Born in Japan, Hirai moved to London to study ceramics at the University of Westminster and Central St Martins. She is now head of ceramics at Kensington and Chelsea College. Her work is very much rooted in the strong Japanese ceramic tradition, yet also in the British studio pottery tradition. The colours are reduced, letting the textures and form dominate. Glazes and surface treatments range from glossy to encrusted, thinly brushed or thickly applied. Hirai works in dark clay, for the effects its impurities have on the work during the firing process, frequently using a white surface treatment for a contrasting “veil”.

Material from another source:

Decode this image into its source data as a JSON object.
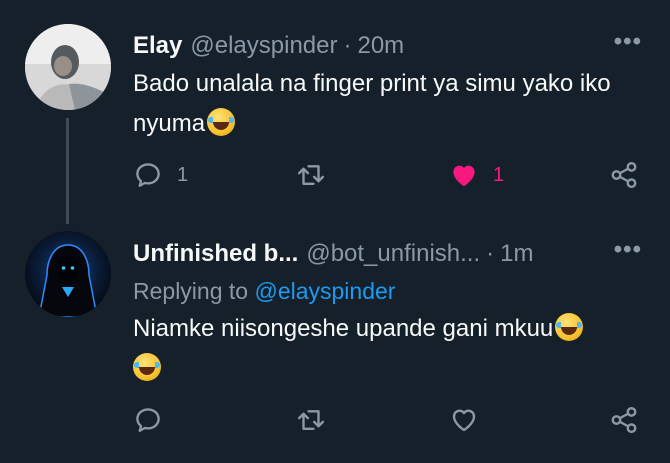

An artist of the “uneven forces”, she pays attention, she says, to the signs of process. “It can be a cracked surface that was pulled by the expansion and contraction of the material on the ceramic surface, the unevenness of the colour due to the change of atmosphere in the flame in my kiln, the impurity of the material that comes through to the surface in a high heat. You think you are looking at the outcome of events, but what we are seeing is not the results of the objects but the forces that create these marks. This is the same mental process of looking at the shadow in order to enjoy the light.”